Journal of neurotrauma vol:22 issue:7 pages:793-806
It is unknown whether barbiturates suppress cerebral oxygen metabolism after cerebral trauma as they do in normal individuals. We evaluated the influence of pentobarbital on cerebral oxygen handling of normal rats and rats subjected to non-hemorrhagic closed head injury (CHI). Oxygen delivery was assessed by measuring cerebral perfusion and oxygen extraction, enabling the calculation of cerebral metabolic rate of oxygen (CMRO2). Mitochondrial function was assessed by studying changes in the oxidized cytochrome oxidase concentration. CHI caused changes in both systemic and cerebral hemodynamics. Cerebral blood flow was reduced to 66% of its control value, but the cerebral metabolic rate of oxygen remained unchanged. Pentobarbital administration induced a significant lowering of the cerebral oxygen consumption in normal rats associated with a secondary decrease in cerebral perfusion. In rats subjected to CHI, pentobarbital was unable to lower the cerebral metabolic demand and did not cause a further decrease in perfusion. Pentobarbital was unable to significantly modulate mitochondrial function in traumatized rats, whereas it exerted this effect in all control animals.

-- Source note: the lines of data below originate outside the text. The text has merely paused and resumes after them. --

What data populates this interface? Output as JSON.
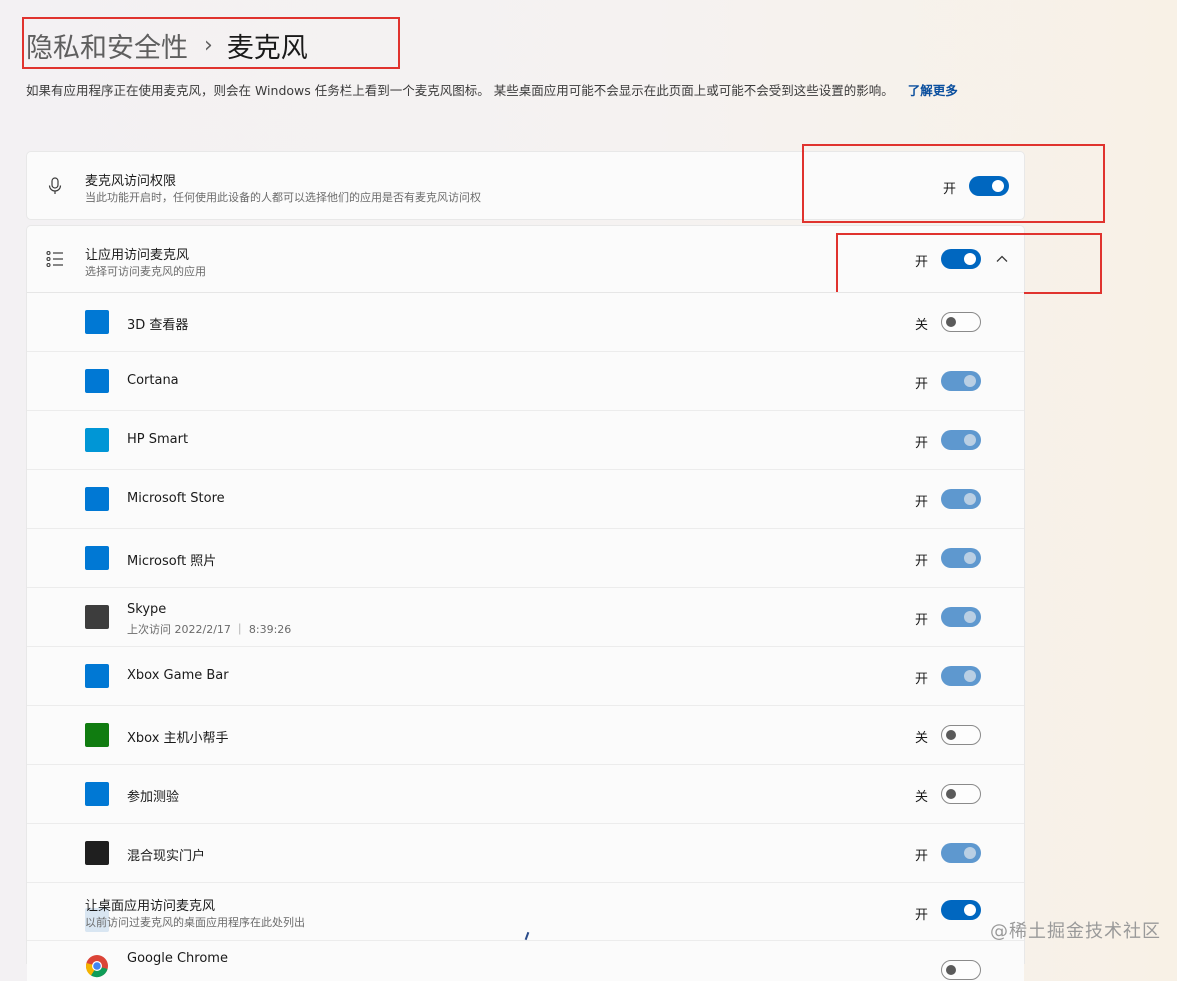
{
  "breadcrumb": {
    "parent": "隐私和安全性",
    "separator": "›",
    "current": "麦克风"
  },
  "description": {
    "text": "如果有应用程序正在使用麦克风，则会在 Windows 任务栏上看到一个麦克风图标。 某些桌面应用可能不会显示在此页面上或可能不会受到这些设置的影响。",
    "link": "了解更多"
  },
  "mic_access": {
    "title": "麦克风访问权限",
    "subtitle": "当此功能开启时，任何使用此设备的人都可以选择他们的应用是否有麦克风访问权",
    "state": "开",
    "on": true,
    "icon": "microphone-icon"
  },
  "app_access": {
    "title": "让应用访问麦克风",
    "subtitle": "选择可访问麦克风的应用",
    "state": "开",
    "on": true,
    "expanded": true,
    "icon": "list-icon"
  },
  "apps": [
    {
      "name": "3D 查看器",
      "state": "关",
      "on": false,
      "color": "#0078d4"
    },
    {
      "name": "Cortana",
      "state": "开",
      "on": true,
      "color": "#0078d4"
    },
    {
      "name": "HP Smart",
      "state": "开",
      "on": true,
      "color": "#0096d6"
    },
    {
      "name": "Microsoft Store",
      "state": "开",
      "on": true,
      "color": "#0078d4"
    },
    {
      "name": "Microsoft 照片",
      "state": "开",
      "on": true,
      "color": "#0078d4"
    },
    {
      "name": "Skype",
      "sub": "上次访问 2022/2/17 ｜ 8:39:26",
      "state": "开",
      "on": true,
      "color": "#3d3d3d"
    },
    {
      "name": "Xbox Game Bar",
      "state": "开",
      "on": true,
      "color": "#0078d4"
    },
    {
      "name": "Xbox 主机小帮手",
      "state": "关",
      "on": false,
      "color": "#107c10"
    },
    {
      "name": "参加测验",
      "state": "关",
      "on": false,
      "color": "#0078d4"
    },
    {
      "name": "混合现实门户",
      "state": "开",
      "on": true,
      "color": "#1f1f1f"
    }
  ],
  "desktop_access": {
    "title": "让桌面应用访问麦克风",
    "subtitle": "以前访问过麦克风的桌面应用程序在此处列出",
    "state": "开",
    "on": true
  },
  "desktop_apps": [
    {
      "name": "Google Chrome"
    }
  ],
  "watermark": "@稀土掘金技术社区"
}
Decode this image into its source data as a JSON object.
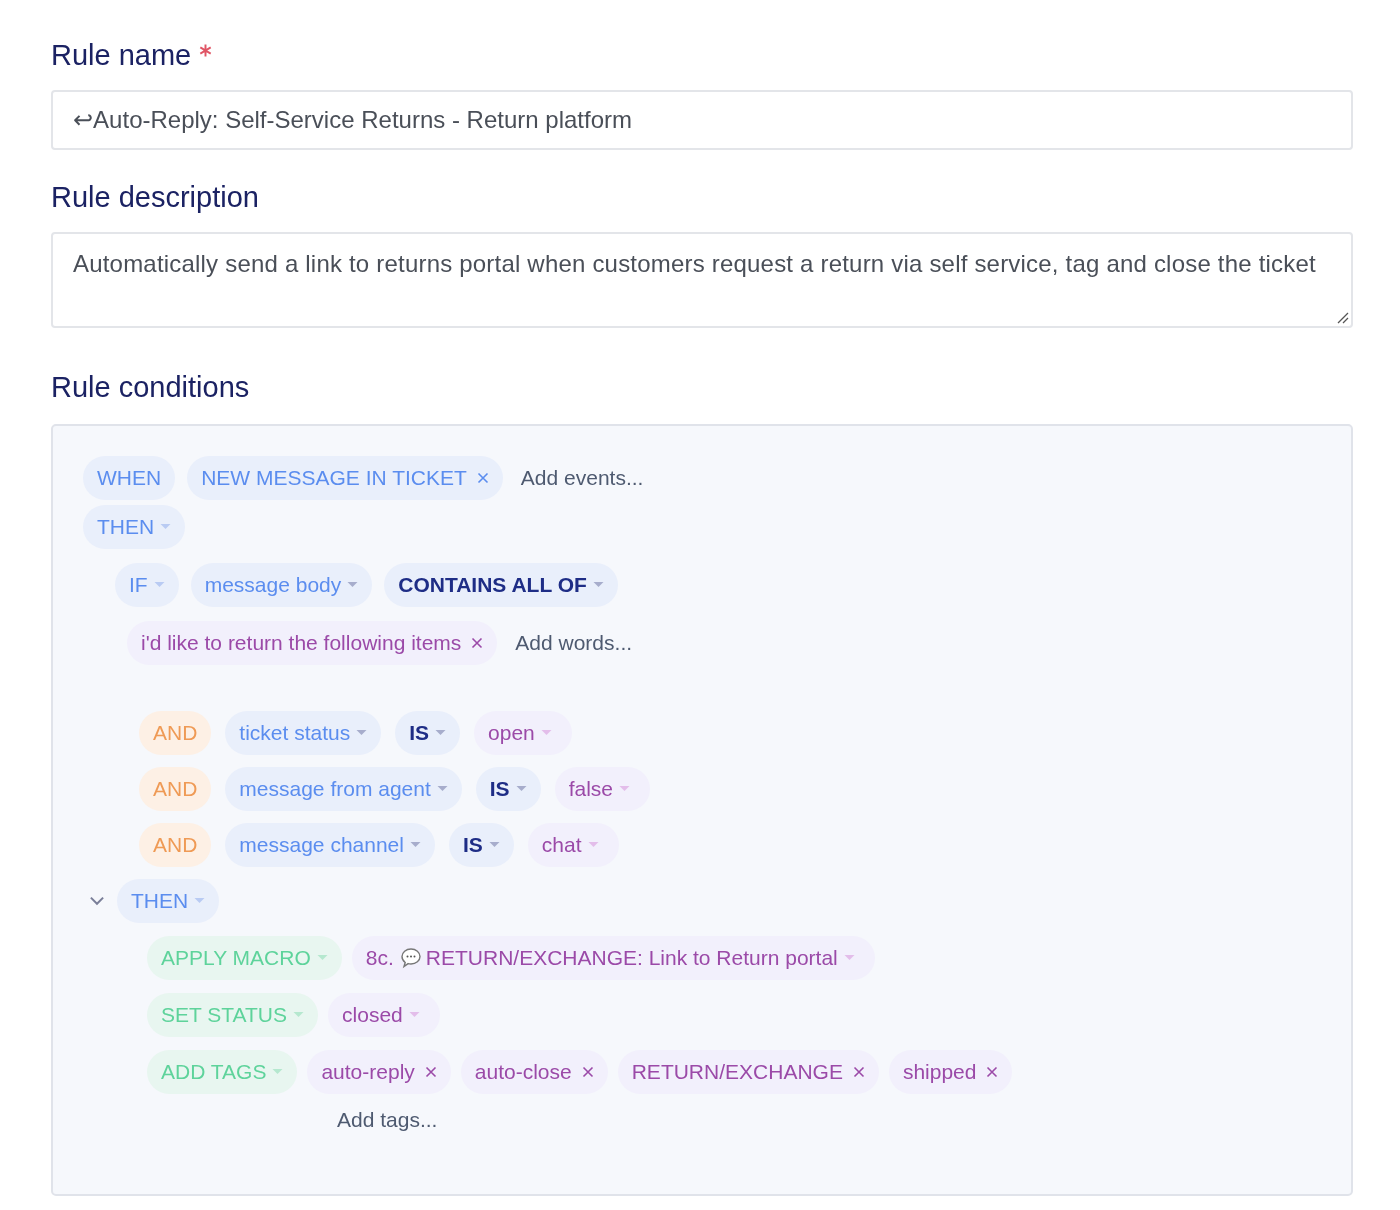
{
  "rule_name": {
    "label": "Rule name",
    "required": true,
    "value": "↩Auto-Reply: Self-Service Returns - Return platform"
  },
  "rule_description": {
    "label": "Rule description",
    "value": "Automatically send a link to returns portal when customers request a return via self service, tag and close the ticket"
  },
  "rule_conditions": {
    "label": "Rule conditions",
    "trigger": {
      "keyword": "WHEN",
      "events": [
        "NEW MESSAGE IN TICKET"
      ],
      "add_placeholder": "Add events..."
    },
    "then": {
      "keyword": "THEN"
    },
    "if": {
      "keyword": "IF",
      "field": "message body",
      "operator": "CONTAINS ALL OF",
      "words": [
        "i'd like to return the following items"
      ],
      "add_placeholder": "Add words..."
    },
    "and_conditions": [
      {
        "keyword": "AND",
        "field": "ticket status",
        "operator": "IS",
        "value": "open"
      },
      {
        "keyword": "AND",
        "field": "message from agent",
        "operator": "IS",
        "value": "false"
      },
      {
        "keyword": "AND",
        "field": "message channel",
        "operator": "IS",
        "value": "chat"
      }
    ],
    "actions_block": {
      "keyword": "THEN",
      "expanded": true,
      "actions": [
        {
          "kind": "macro",
          "keyword": "APPLY MACRO",
          "prefix": "8c.",
          "value": "RETURN/EXCHANGE: Link to Return portal"
        },
        {
          "kind": "status",
          "keyword": "SET STATUS",
          "value": "closed"
        },
        {
          "kind": "tags",
          "keyword": "ADD TAGS",
          "tags": [
            "auto-reply",
            "auto-close",
            "RETURN/EXCHANGE",
            "shipped"
          ],
          "add_placeholder": "Add tags..."
        }
      ]
    }
  }
}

We therefore conclude that, in rats subjected to CHI, pentobarbital is unable to perform its beneficial effects on the cerebral metabolism.